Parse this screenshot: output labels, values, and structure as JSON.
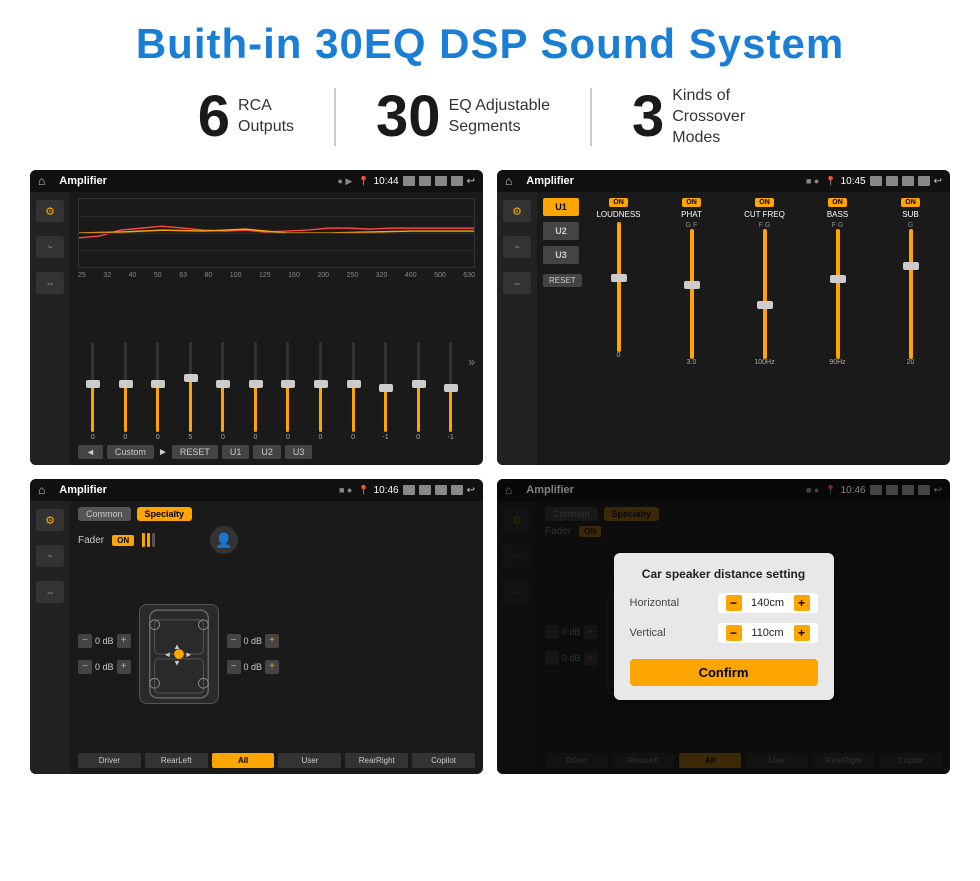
{
  "header": {
    "title": "Buith-in 30EQ DSP Sound System"
  },
  "stats": [
    {
      "number": "6",
      "label_line1": "RCA",
      "label_line2": "Outputs"
    },
    {
      "number": "30",
      "label_line1": "EQ Adjustable",
      "label_line2": "Segments"
    },
    {
      "number": "3",
      "label_line1": "Kinds of",
      "label_line2": "Crossover Modes"
    }
  ],
  "screens": {
    "eq_screen": {
      "status_title": "Amplifier",
      "time": "10:44",
      "freq_labels": [
        "25",
        "32",
        "40",
        "50",
        "63",
        "80",
        "100",
        "125",
        "160",
        "200",
        "250",
        "320",
        "400",
        "500",
        "630"
      ],
      "slider_values": [
        "0",
        "0",
        "0",
        "5",
        "0",
        "0",
        "0",
        "0",
        "0",
        "-1",
        "0",
        "-1"
      ],
      "preset_name": "Custom",
      "buttons": [
        "RESET",
        "U1",
        "U2",
        "U3"
      ]
    },
    "crossover_screen": {
      "status_title": "Amplifier",
      "time": "10:45",
      "presets": [
        "U1",
        "U2",
        "U3"
      ],
      "groups": [
        {
          "label": "LOUDNESS",
          "on": true
        },
        {
          "label": "PHAT",
          "on": true
        },
        {
          "label": "CUT FREQ",
          "on": true
        },
        {
          "label": "BASS",
          "on": true
        },
        {
          "label": "SUB",
          "on": true
        }
      ],
      "reset_label": "RESET"
    },
    "fader_screen": {
      "status_title": "Amplifier",
      "time": "10:46",
      "tabs": [
        "Common",
        "Specialty"
      ],
      "fader_label": "Fader",
      "fader_on": "ON",
      "db_values": [
        "0 dB",
        "0 dB",
        "0 dB",
        "0 dB"
      ],
      "bottom_buttons": [
        "Driver",
        "RearLeft",
        "All",
        "User",
        "RearRight",
        "Copilot"
      ]
    },
    "dialog_screen": {
      "status_title": "Amplifier",
      "time": "10:46",
      "dialog_title": "Car speaker distance setting",
      "horizontal_label": "Horizontal",
      "horizontal_value": "140cm",
      "vertical_label": "Vertical",
      "vertical_value": "110cm",
      "confirm_label": "Confirm",
      "db_values": [
        "0 dB",
        "0 dB"
      ]
    }
  }
}
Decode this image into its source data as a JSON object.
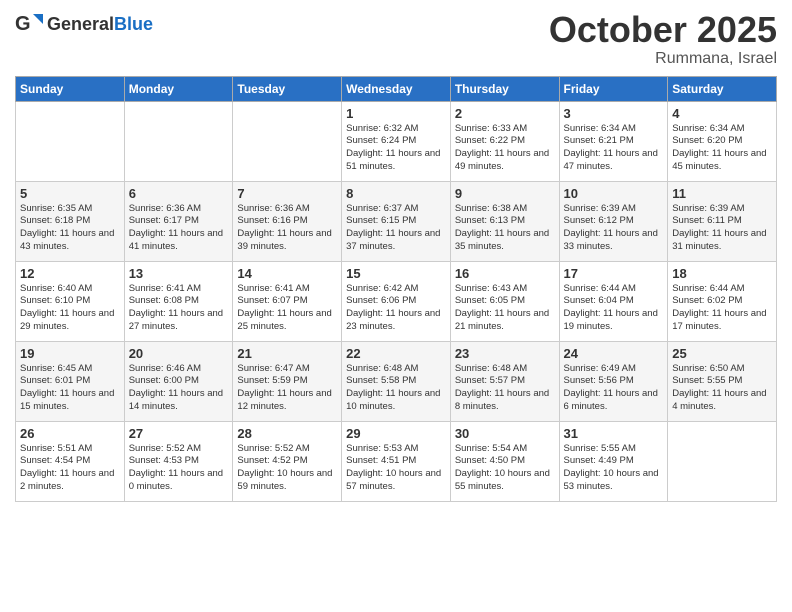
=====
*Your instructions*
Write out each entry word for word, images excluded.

*Completed exercise*
Parse this screenshot: output labels, values, and structure as JSON.
{
  "header": {
    "title": "Buith-in 30EQ DSP Sound System"
  },
  "stats": [
    {
      "number": "6",
      "label_line1": "RCA",
      "label_line2": "Outputs"
    },
    {
      "number": "30",
      "label_line1": "EQ Adjustable",
      "label_line2": "Segments"
    },
    {
      "number": "3",
      "label_line1": "Kinds of",
      "label_line2": "Crossover Modes"
    }
  ],
  "screens": {
    "eq_screen": {
      "status_title": "Amplifier",
      "time": "10:44",
      "freq_labels": [
        "25",
        "32",
        "40",
        "50",
        "63",
        "80",
        "100",
        "125",
        "160",
        "200",
        "250",
        "320",
        "400",
        "500",
        "630"
      ],
      "slider_values": [
        "0",
        "0",
        "0",
        "5",
        "0",
        "0",
        "0",
        "0",
        "0",
        "-1",
        "0",
        "-1"
      ],
      "preset_name": "Custom",
      "buttons": [
        "RESET",
        "U1",
        "U2",
        "U3"
      ]
    },
    "crossover_screen": {
      "status_title": "Amplifier",
      "time": "10:45",
      "presets": [
        "U1",
        "U2",
        "U3"
      ],
      "groups": [
        {
          "label": "LOUDNESS",
          "on": true
        },
        {
          "label": "PHAT",
          "on": true
        },
        {
          "label": "CUT FREQ",
          "on": true
        },
        {
          "label": "BASS",
          "on": true
        },
        {
          "label": "SUB",
          "on": true
        }
      ],
      "reset_label": "RESET"
    },
    "fader_screen": {
      "status_title": "Amplifier",
      "time": "10:46",
      "tabs": [
        "Common",
        "Specialty"
      ],
      "fader_label": "Fader",
      "fader_on": "ON",
      "db_values": [
        "0 dB",
        "0 dB",
        "0 dB",
        "0 dB"
      ],
      "bottom_buttons": [
        "Driver",
        "RearLeft",
        "All",
        "User",
        "RearRight",
        "Copilot"
      ]
    },
    "dialog_screen": {
      "status_title": "Amplifier",
      "time": "10:46",
      "dialog_title": "Car speaker distance setting",
      "horizontal_label": "Horizontal",
      "horizontal_value": "140cm",
      "vertical_label": "Vertical",
      "vertical_value": "110cm",
      "confirm_label": "Confirm",
      "db_values": [
        "0 dB",
        "0 dB"
      ]
    }
  }
}
Decode this image into its source data as a JSON object.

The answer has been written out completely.